Taney County's loose Bald Knobber threads were being tied together at long last as well, as the law officially sought vengeance for Nat Kinney's untimely assassination. Sheriff Galba Branson enlisted the aide of an out-of-state bounty hunter named Ed Funk. Together they sought Billy Miles on the Fourth of July, 1889. After visiting several Independence Day celebrations, they finally found him at a spring with a group of men on the edge of the Kirbyville Picnic. They approached him with warning shots, and a gunfight broke out between the ex-Bald Knobber supporters, the Anti-Bald Knobber supporters, and the lawmen. Both Funk and Branson were killed, and Billy Miles and his brothers fled the area.
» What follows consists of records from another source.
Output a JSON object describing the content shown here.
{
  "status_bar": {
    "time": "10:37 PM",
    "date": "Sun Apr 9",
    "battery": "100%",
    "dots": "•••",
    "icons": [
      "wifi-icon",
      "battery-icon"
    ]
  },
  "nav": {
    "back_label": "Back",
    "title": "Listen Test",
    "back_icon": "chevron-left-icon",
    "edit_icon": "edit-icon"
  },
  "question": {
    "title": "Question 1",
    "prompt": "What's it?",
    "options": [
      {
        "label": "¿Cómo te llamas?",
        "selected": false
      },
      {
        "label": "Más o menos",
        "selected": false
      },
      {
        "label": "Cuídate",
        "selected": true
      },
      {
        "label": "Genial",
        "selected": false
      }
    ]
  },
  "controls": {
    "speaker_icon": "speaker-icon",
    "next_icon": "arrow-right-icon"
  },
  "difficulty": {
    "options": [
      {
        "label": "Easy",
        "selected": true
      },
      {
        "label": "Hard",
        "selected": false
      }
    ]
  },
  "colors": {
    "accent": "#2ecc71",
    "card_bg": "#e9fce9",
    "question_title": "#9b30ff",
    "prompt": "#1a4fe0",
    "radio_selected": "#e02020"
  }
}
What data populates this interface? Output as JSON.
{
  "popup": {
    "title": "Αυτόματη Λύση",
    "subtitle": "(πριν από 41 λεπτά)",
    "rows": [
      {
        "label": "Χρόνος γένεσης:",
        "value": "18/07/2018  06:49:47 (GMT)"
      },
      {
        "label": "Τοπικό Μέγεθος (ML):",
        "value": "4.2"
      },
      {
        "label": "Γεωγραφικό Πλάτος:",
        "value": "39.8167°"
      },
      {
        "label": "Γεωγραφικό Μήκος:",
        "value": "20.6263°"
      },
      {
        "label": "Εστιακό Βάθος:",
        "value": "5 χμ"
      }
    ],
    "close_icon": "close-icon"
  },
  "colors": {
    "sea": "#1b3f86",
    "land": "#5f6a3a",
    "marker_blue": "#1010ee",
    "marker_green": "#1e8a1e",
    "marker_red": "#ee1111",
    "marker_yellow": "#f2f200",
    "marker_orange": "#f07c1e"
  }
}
Though the Kirbyville Shootout is seen as the general end to the story of the Bald Knobbers, there was at least one more quiet incident in 1890 involving an adulterer being lynched by a band of masked men, and here and there lie undocumented stories about unofficial retributions involving masked hoodlums in neighboring counties all the way up into the 1920s. Regardless of the official end to the Bald Knobber incidents in 1889, descendants of either side remained bitter towards each other for generations. This local history has remained largely unknown because of a desire on both sides to bury the past.
However, the story has been muddled by the popularity of nearby Branson, Missouri. The start of Branson-area tourism began with the 1907 publication of Harold Bell Wright's The Shepherd of the Hills, which features generic Bald Knobbers as the story's villains. Later, the Mabe family began a local country and western comedy revue called "Baldknobbers" (one word, and named solely for the humorous quality of the name rather than for any historical purpose); the Mabe family attraction started the music-show presence for which Branson has become famous.
More recent Bald Knobber-related fare includes the indoor roller-coaster ride, Fire in the Hole, at the Silver Dollar City theme park; it is a ride through a Bald Knobber theme, but not specifically grounded in any historical events. Starting in 2000, the White River Valley Historical Society in Forsyth began producing a "Law Day" festival, featuring a Bald Knobber pageant focusing on the Taney County Bald Knobber history. And finally, a documentary produced about the vigilantes, featuring several reenactments, original locations, and descendants of either side, entitled "Fire in the Mountain", premiered at several film festivals beginning in the spring of 2007 (winning the Gold Remi Award at Worldfest in Houston, TX), and had its television premiere on Jan. 13th, 2011, on the OPT Missouri PBS station as part of their Ozarks Reflections series. A feature film version is also in the works. There are few books and merchandise relating to Bald Knobber history, but documentary producer/director Damon Blalack has heavily researched and collected many items relating to the group in his creation of "Fire in the Mountain", and plans to help establish a stronger museum representation of the history in conjunction with the White River Valley Historical Society.